Website and app data records
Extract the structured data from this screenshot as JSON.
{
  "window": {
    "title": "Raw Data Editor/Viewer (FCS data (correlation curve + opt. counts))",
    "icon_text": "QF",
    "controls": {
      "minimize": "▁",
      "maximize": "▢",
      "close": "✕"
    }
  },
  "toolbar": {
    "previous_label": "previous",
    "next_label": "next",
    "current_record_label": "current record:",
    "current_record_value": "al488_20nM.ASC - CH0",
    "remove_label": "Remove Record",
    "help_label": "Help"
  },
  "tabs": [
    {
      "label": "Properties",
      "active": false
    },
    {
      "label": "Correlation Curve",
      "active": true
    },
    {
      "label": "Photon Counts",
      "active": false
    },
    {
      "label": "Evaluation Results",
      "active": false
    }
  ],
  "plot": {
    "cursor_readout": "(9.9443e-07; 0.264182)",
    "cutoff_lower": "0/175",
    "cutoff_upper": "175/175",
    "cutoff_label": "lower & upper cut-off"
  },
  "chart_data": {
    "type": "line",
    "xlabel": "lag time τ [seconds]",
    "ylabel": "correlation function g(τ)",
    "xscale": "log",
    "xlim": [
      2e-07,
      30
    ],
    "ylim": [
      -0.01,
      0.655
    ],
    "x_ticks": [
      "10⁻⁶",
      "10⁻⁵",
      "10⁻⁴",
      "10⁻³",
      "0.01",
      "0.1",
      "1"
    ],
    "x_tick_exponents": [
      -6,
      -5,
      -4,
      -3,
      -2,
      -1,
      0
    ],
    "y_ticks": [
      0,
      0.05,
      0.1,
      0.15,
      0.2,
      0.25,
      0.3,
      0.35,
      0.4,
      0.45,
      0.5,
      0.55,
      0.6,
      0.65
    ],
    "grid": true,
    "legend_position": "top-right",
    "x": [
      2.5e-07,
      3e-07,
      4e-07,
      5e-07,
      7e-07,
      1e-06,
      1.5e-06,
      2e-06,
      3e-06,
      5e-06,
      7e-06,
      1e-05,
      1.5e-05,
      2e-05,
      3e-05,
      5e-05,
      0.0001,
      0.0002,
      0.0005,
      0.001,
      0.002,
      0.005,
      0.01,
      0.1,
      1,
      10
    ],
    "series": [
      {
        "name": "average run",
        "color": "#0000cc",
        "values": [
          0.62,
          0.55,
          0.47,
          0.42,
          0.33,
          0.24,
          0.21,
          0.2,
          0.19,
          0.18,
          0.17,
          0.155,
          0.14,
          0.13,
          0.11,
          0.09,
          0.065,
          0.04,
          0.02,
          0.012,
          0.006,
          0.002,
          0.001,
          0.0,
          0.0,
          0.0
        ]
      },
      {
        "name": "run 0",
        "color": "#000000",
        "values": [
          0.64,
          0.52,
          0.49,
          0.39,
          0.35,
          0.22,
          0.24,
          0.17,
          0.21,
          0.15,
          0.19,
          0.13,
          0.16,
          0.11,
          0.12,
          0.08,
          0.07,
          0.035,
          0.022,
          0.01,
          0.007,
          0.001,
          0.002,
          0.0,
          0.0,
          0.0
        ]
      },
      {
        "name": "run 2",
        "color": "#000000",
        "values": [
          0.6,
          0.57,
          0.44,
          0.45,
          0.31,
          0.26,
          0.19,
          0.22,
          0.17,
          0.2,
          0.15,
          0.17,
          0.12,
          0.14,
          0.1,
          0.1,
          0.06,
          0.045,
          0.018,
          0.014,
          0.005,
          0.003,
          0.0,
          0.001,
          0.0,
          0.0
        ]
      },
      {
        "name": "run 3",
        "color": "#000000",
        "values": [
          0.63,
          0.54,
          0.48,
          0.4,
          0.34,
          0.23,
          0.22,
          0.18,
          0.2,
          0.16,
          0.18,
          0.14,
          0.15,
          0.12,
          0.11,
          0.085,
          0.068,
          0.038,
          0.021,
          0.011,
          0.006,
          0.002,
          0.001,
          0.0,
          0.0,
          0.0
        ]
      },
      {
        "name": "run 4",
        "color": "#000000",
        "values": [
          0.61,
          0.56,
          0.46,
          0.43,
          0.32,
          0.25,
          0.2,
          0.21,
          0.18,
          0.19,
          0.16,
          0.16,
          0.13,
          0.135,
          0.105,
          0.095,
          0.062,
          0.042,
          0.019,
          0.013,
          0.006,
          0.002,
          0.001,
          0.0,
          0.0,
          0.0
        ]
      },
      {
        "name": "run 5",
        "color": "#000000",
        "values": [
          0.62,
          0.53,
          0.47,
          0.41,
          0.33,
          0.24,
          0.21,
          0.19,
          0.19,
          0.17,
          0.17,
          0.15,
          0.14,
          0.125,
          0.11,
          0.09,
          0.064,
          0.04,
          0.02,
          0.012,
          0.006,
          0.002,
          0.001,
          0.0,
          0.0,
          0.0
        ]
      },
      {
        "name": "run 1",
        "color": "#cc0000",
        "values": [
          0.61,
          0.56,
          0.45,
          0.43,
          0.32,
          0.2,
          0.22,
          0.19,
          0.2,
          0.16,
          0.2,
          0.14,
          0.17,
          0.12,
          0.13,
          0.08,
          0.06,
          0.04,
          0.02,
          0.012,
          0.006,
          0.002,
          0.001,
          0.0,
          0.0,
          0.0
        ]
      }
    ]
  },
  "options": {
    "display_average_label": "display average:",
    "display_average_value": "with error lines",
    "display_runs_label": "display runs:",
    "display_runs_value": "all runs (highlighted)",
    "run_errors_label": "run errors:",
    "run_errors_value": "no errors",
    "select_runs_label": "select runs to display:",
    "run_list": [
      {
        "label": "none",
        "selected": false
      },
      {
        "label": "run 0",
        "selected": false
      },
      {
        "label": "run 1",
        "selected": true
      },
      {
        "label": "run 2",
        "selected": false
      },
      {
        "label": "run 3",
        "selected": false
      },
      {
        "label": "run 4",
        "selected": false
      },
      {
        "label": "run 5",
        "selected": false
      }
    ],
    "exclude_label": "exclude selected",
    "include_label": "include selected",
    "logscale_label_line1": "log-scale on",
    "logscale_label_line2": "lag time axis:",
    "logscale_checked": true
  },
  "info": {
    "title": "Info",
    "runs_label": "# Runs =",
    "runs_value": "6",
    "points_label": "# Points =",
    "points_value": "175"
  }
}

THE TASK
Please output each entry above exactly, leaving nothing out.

ANSWER TO THE PROBLEM
Extract the structured data from this screenshot as JSON.
{
  "window": {
    "title": "Raw Data Editor/Viewer (FCS data (correlation curve + opt. counts))",
    "icon_text": "QF",
    "controls": {
      "minimize": "▁",
      "maximize": "▢",
      "close": "✕"
    }
  },
  "toolbar": {
    "previous_label": "previous",
    "next_label": "next",
    "current_record_label": "current record:",
    "current_record_value": "al488_20nM.ASC - CH0",
    "remove_label": "Remove Record",
    "help_label": "Help"
  },
  "tabs": [
    {
      "label": "Properties",
      "active": false
    },
    {
      "label": "Correlation Curve",
      "active": true
    },
    {
      "label": "Photon Counts",
      "active": false
    },
    {
      "label": "Evaluation Results",
      "active": false
    }
  ],
  "plot": {
    "cursor_readout": "(9.9443e-07; 0.264182)",
    "cutoff_lower": "0/175",
    "cutoff_upper": "175/175",
    "cutoff_label": "lower & upper cut-off"
  },
  "chart_data": {
    "type": "line",
    "xlabel": "lag time τ [seconds]",
    "ylabel": "correlation function g(τ)",
    "xscale": "log",
    "xlim": [
      2e-07,
      30
    ],
    "ylim": [
      -0.01,
      0.655
    ],
    "x_ticks": [
      "10⁻⁶",
      "10⁻⁵",
      "10⁻⁴",
      "10⁻³",
      "0.01",
      "0.1",
      "1"
    ],
    "x_tick_exponents": [
      -6,
      -5,
      -4,
      -3,
      -2,
      -1,
      0
    ],
    "y_ticks": [
      0,
      0.05,
      0.1,
      0.15,
      0.2,
      0.25,
      0.3,
      0.35,
      0.4,
      0.45,
      0.5,
      0.55,
      0.6,
      0.65
    ],
    "grid": true,
    "legend_position": "top-right",
    "x": [
      2.5e-07,
      3e-07,
      4e-07,
      5e-07,
      7e-07,
      1e-06,
      1.5e-06,
      2e-06,
      3e-06,
      5e-06,
      7e-06,
      1e-05,
      1.5e-05,
      2e-05,
      3e-05,
      5e-05,
      0.0001,
      0.0002,
      0.0005,
      0.001,
      0.002,
      0.005,
      0.01,
      0.1,
      1,
      10
    ],
    "series": [
      {
        "name": "average run",
        "color": "#0000cc",
        "values": [
          0.62,
          0.55,
          0.47,
          0.42,
          0.33,
          0.24,
          0.21,
          0.2,
          0.19,
          0.18,
          0.17,
          0.155,
          0.14,
          0.13,
          0.11,
          0.09,
          0.065,
          0.04,
          0.02,
          0.012,
          0.006,
          0.002,
          0.001,
          0.0,
          0.0,
          0.0
        ]
      },
      {
        "name": "run 0",
        "color": "#000000",
        "values": [
          0.64,
          0.52,
          0.49,
          0.39,
          0.35,
          0.22,
          0.24,
          0.17,
          0.21,
          0.15,
          0.19,
          0.13,
          0.16,
          0.11,
          0.12,
          0.08,
          0.07,
          0.035,
          0.022,
          0.01,
          0.007,
          0.001,
          0.002,
          0.0,
          0.0,
          0.0
        ]
      },
      {
        "name": "run 2",
        "color": "#000000",
        "values": [
          0.6,
          0.57,
          0.44,
          0.45,
          0.31,
          0.26,
          0.19,
          0.22,
          0.17,
          0.2,
          0.15,
          0.17,
          0.12,
          0.14,
          0.1,
          0.1,
          0.06,
          0.045,
          0.018,
          0.014,
          0.005,
          0.003,
          0.0,
          0.001,
          0.0,
          0.0
        ]
      },
      {
        "name": "run 3",
        "color": "#000000",
        "values": [
          0.63,
          0.54,
          0.48,
          0.4,
          0.34,
          0.23,
          0.22,
          0.18,
          0.2,
          0.16,
          0.18,
          0.14,
          0.15,
          0.12,
          0.11,
          0.085,
          0.068,
          0.038,
          0.021,
          0.011,
          0.006,
          0.002,
          0.001,
          0.0,
          0.0,
          0.0
        ]
      },
      {
        "name": "run 4",
        "color": "#000000",
        "values": [
          0.61,
          0.56,
          0.46,
          0.43,
          0.32,
          0.25,
          0.2,
          0.21,
          0.18,
          0.19,
          0.16,
          0.16,
          0.13,
          0.135,
          0.105,
          0.095,
          0.062,
          0.042,
          0.019,
          0.013,
          0.006,
          0.002,
          0.001,
          0.0,
          0.0,
          0.0
        ]
      },
      {
        "name": "run 5",
        "color": "#000000",
        "values": [
          0.62,
          0.53,
          0.47,
          0.41,
          0.33,
          0.24,
          0.21,
          0.19,
          0.19,
          0.17,
          0.17,
          0.15,
          0.14,
          0.125,
          0.11,
          0.09,
          0.064,
          0.04,
          0.02,
          0.012,
          0.006,
          0.002,
          0.001,
          0.0,
          0.0,
          0.0
        ]
      },
      {
        "name": "run 1",
        "color": "#cc0000",
        "values": [
          0.61,
          0.56,
          0.45,
          0.43,
          0.32,
          0.2,
          0.22,
          0.19,
          0.2,
          0.16,
          0.2,
          0.14,
          0.17,
          0.12,
          0.13,
          0.08,
          0.06,
          0.04,
          0.02,
          0.012,
          0.006,
          0.002,
          0.001,
          0.0,
          0.0,
          0.0
        ]
      }
    ]
  },
  "options": {
    "display_average_label": "display average:",
    "display_average_value": "with error lines",
    "display_runs_label": "display runs:",
    "display_runs_value": "all runs (highlighted)",
    "run_errors_label": "run errors:",
    "run_errors_value": "no errors",
    "select_runs_label": "select runs to display:",
    "run_list": [
      {
        "label": "none",
        "selected": false
      },
      {
        "label": "run 0",
        "selected": false
      },
      {
        "label": "run 1",
        "selected": true
      },
      {
        "label": "run 2",
        "selected": false
      },
      {
        "label": "run 3",
        "selected": false
      },
      {
        "label": "run 4",
        "selected": false
      },
      {
        "label": "run 5",
        "selected": false
      }
    ],
    "exclude_label": "exclude selected",
    "include_label": "include selected",
    "logscale_label_line1": "log-scale on",
    "logscale_label_line2": "lag time axis:",
    "logscale_checked": true
  },
  "info": {
    "title": "Info",
    "runs_label": "# Runs =",
    "runs_value": "6",
    "points_label": "# Points =",
    "points_value": "175"
  }
}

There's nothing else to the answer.